» What the task requires:
Give every entry again, word for word.

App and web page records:
++++++
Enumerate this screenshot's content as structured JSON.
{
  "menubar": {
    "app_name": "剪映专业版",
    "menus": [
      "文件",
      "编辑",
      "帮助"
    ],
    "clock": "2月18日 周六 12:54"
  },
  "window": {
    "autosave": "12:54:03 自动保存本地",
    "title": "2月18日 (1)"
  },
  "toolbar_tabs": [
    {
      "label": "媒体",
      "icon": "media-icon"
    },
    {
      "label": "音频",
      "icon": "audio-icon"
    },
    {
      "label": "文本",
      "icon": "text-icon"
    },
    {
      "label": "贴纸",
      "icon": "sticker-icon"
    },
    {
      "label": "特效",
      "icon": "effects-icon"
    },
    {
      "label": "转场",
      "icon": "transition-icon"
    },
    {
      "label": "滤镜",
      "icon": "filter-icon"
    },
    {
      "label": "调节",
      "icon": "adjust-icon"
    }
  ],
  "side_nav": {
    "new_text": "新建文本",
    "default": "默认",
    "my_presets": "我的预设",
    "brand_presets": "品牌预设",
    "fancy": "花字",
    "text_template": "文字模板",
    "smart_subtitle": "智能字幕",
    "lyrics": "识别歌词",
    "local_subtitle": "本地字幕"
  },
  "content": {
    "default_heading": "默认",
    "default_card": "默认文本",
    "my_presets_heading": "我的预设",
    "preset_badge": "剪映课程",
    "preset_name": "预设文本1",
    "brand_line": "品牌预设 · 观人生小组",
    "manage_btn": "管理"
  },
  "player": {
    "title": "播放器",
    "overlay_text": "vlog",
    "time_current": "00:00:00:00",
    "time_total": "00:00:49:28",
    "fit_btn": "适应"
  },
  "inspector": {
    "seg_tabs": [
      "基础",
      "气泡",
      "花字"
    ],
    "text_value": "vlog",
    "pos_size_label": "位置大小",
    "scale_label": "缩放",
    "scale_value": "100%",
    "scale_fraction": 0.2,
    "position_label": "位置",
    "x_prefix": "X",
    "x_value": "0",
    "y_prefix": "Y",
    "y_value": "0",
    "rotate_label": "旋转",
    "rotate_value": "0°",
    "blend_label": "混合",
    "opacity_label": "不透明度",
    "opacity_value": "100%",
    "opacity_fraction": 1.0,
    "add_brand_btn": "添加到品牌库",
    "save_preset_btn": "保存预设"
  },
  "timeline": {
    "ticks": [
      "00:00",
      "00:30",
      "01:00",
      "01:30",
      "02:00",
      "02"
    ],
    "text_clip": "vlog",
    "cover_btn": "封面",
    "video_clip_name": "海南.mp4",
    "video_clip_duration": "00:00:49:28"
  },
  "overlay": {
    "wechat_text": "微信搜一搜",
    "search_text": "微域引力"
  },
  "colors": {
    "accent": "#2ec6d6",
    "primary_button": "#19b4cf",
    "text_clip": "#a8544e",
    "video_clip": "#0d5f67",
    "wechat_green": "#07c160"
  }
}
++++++
» Exercise answer:
Enumerate this screenshot's content as structured JSON.
{
  "menubar": {
    "app_name": "剪映专业版",
    "menus": [
      "文件",
      "编辑",
      "帮助"
    ],
    "clock": "2月18日 周六 12:54"
  },
  "window": {
    "autosave": "12:54:03 自动保存本地",
    "title": "2月18日 (1)"
  },
  "toolbar_tabs": [
    {
      "label": "媒体",
      "icon": "media-icon"
    },
    {
      "label": "音频",
      "icon": "audio-icon"
    },
    {
      "label": "文本",
      "icon": "text-icon"
    },
    {
      "label": "贴纸",
      "icon": "sticker-icon"
    },
    {
      "label": "特效",
      "icon": "effects-icon"
    },
    {
      "label": "转场",
      "icon": "transition-icon"
    },
    {
      "label": "滤镜",
      "icon": "filter-icon"
    },
    {
      "label": "调节",
      "icon": "adjust-icon"
    }
  ],
  "side_nav": {
    "new_text": "新建文本",
    "default": "默认",
    "my_presets": "我的预设",
    "brand_presets": "品牌预设",
    "fancy": "花字",
    "text_template": "文字模板",
    "smart_subtitle": "智能字幕",
    "lyrics": "识别歌词",
    "local_subtitle": "本地字幕"
  },
  "content": {
    "default_heading": "默认",
    "default_card": "默认文本",
    "my_presets_heading": "我的预设",
    "preset_badge": "剪映课程",
    "preset_name": "预设文本1",
    "brand_line": "品牌预设 · 观人生小组",
    "manage_btn": "管理"
  },
  "player": {
    "title": "播放器",
    "overlay_text": "vlog",
    "time_current": "00:00:00:00",
    "time_total": "00:00:49:28",
    "fit_btn": "适应"
  },
  "inspector": {
    "seg_tabs": [
      "基础",
      "气泡",
      "花字"
    ],
    "text_value": "vlog",
    "pos_size_label": "位置大小",
    "scale_label": "缩放",
    "scale_value": "100%",
    "scale_fraction": 0.2,
    "position_label": "位置",
    "x_prefix": "X",
    "x_value": "0",
    "y_prefix": "Y",
    "y_value": "0",
    "rotate_label": "旋转",
    "rotate_value": "0°",
    "blend_label": "混合",
    "opacity_label": "不透明度",
    "opacity_value": "100%",
    "opacity_fraction": 1.0,
    "add_brand_btn": "添加到品牌库",
    "save_preset_btn": "保存预设"
  },
  "timeline": {
    "ticks": [
      "00:00",
      "00:30",
      "01:00",
      "01:30",
      "02:00",
      "02"
    ],
    "text_clip": "vlog",
    "cover_btn": "封面",
    "video_clip_name": "海南.mp4",
    "video_clip_duration": "00:00:49:28"
  },
  "overlay": {
    "wechat_text": "微信搜一搜",
    "search_text": "微域引力"
  },
  "colors": {
    "accent": "#2ec6d6",
    "primary_button": "#19b4cf",
    "text_clip": "#a8544e",
    "video_clip": "#0d5f67",
    "wechat_green": "#07c160"
  }
}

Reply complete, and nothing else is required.